Of the 30 busiest markets for showings across the U.S., 28 recorded month-over-month declines from April. The exceptions were Orlando, Fla., and Raleigh, N.C., which were unchanged. Jackson, Tenn., bucked the trend, recording an 11 percent increase in the average number of showings per listing.
May’s ebb in traffic suggests the U.S. residential real estate market is adjusting and stabilizing, as inventory levels begin to rise again.
“It’s common for showing traffic to reach a high point in April and remain there for a couple of months,” said ShowingTime President Michael Lane. “The unusual May decline doesn’t take away from the fact that showings continue to be at an all-time high, with year-over-year traffic up nearly 65 percent in some regions of the country.”
Showings increased 49.6 percent year-over-year in the U.S., with the Northeast region leading the way with a 63.5 percent increase compared to last May. It was followed closely by the West’s increase of 60.5 percent, while the South increased 43.7 percent and the Midwest was up 40.7 percent year over year.
“Although showing traffic continues at a historic pace, we saw a substantial month-to-month decrease from April’s levels,” said ShowingTime Chief Analytics Officer Daniil Cherkasskiy. “As we stated last month, even if demand begins to weaken, we’ll still be far from a buyer’s market since the demand for real estate remains at an unprecedented level.”

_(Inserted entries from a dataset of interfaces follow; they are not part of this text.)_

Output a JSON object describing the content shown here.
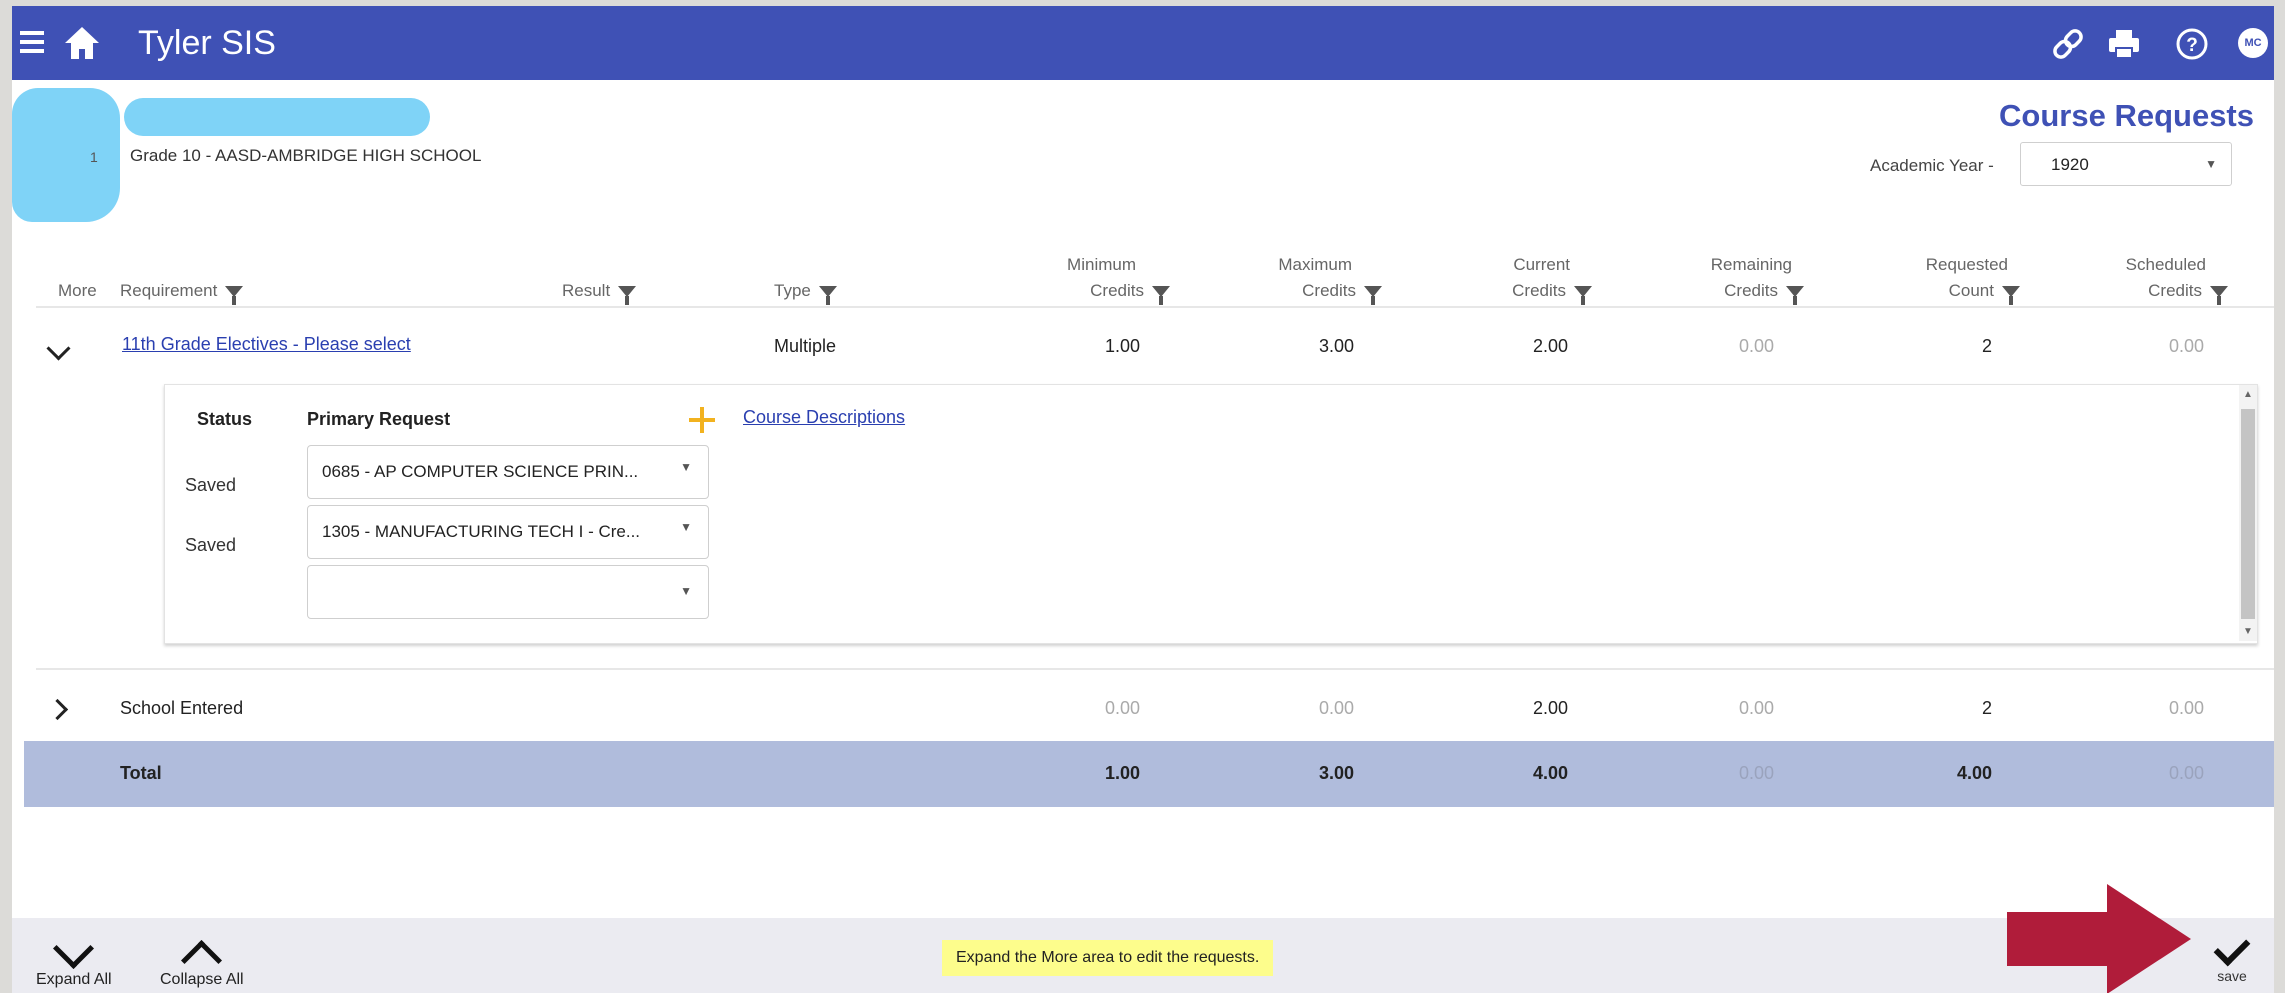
{
  "app": {
    "title": "Tyler SIS",
    "user_initials": "MC"
  },
  "student": {
    "number": "1",
    "grade_school": "Grade 10 - AASD-AMBRIDGE HIGH SCHOOL"
  },
  "page": {
    "heading": "Course Requests",
    "academic_year_label": "Academic Year -",
    "academic_year_value": "1920"
  },
  "table": {
    "headers": {
      "more": "More",
      "requirement": "Requirement",
      "result": "Result",
      "type": "Type",
      "min_1": "Minimum",
      "min_2": "Credits",
      "max_1": "Maximum",
      "max_2": "Credits",
      "cur_1": "Current",
      "cur_2": "Credits",
      "rem_1": "Remaining",
      "rem_2": "Credits",
      "req_1": "Requested",
      "req_2": "Count",
      "sch_1": "Scheduled",
      "sch_2": "Credits"
    },
    "rows": [
      {
        "requirement": "11th Grade Electives - Please select",
        "type": "Multiple",
        "min": "1.00",
        "max": "3.00",
        "current": "2.00",
        "remaining": "0.00",
        "requested": "2",
        "scheduled": "0.00"
      },
      {
        "requirement": "School Entered",
        "min": "0.00",
        "max": "0.00",
        "current": "2.00",
        "remaining": "0.00",
        "requested": "2",
        "scheduled": "0.00"
      }
    ],
    "total": {
      "label": "Total",
      "min": "1.00",
      "max": "3.00",
      "current": "4.00",
      "remaining": "0.00",
      "requested": "4.00",
      "scheduled": "0.00"
    }
  },
  "detail": {
    "status_header": "Status",
    "primary_header": "Primary Request",
    "course_descriptions": "Course Descriptions",
    "requests": [
      {
        "status": "Saved",
        "value": "0685 - AP COMPUTER SCIENCE PRIN..."
      },
      {
        "status": "Saved",
        "value": "1305 - MANUFACTURING TECH I - Cre..."
      },
      {
        "status": "",
        "value": ""
      }
    ]
  },
  "bottom": {
    "expand_all": "Expand All",
    "collapse_all": "Collapse All",
    "hint": "Expand the More area to edit the requests.",
    "save": "save"
  },
  "colors": {
    "brand": "#3f51b5",
    "total_row": "#b0bcdc",
    "hint": "#fdfd8c",
    "arrow": "#b01c3a",
    "plus": "#f2b21f"
  },
  "icons": [
    "menu-icon",
    "home-icon",
    "link-icon",
    "print-icon",
    "help-icon",
    "filter-icon",
    "chevron-down-icon",
    "chevron-right-icon",
    "plus-icon",
    "check-icon"
  ]
}
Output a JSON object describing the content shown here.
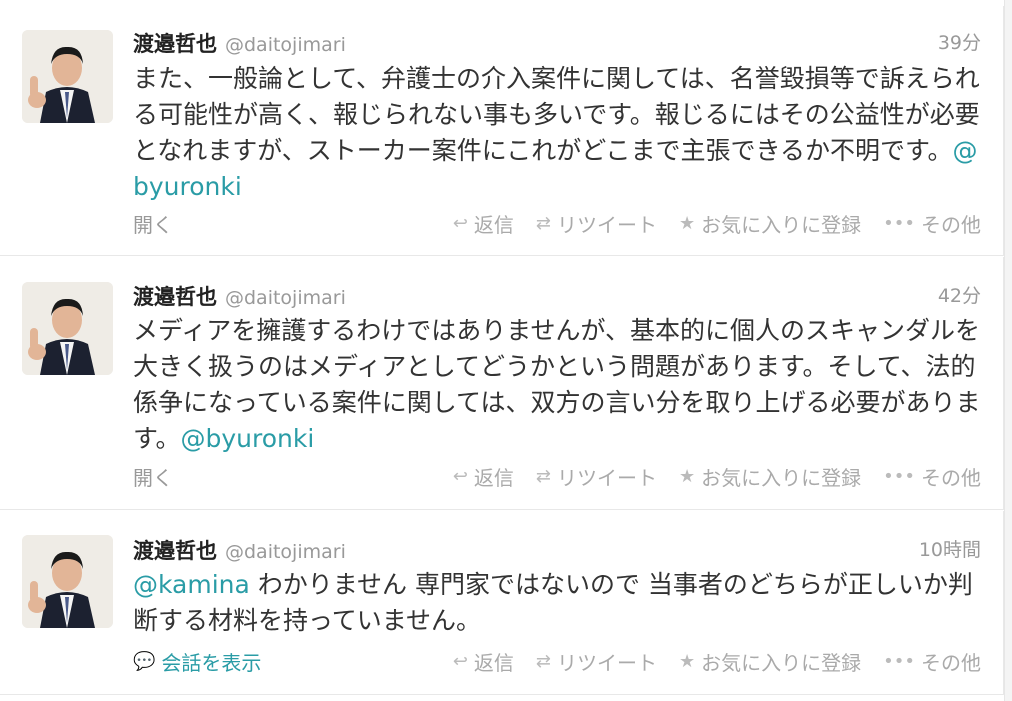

May marks the one-year point in which showing activity resumed in earnest after pandemic-induced drops. The infusion of additional inventory should come as a relief to buyers.
The ShowingTime Showing Index is compiled using data from more than six million property showings scheduled across the country each month on listings using ShowingTime products and services. The Showing Index tracks the average number of appointments received on active listings during the month.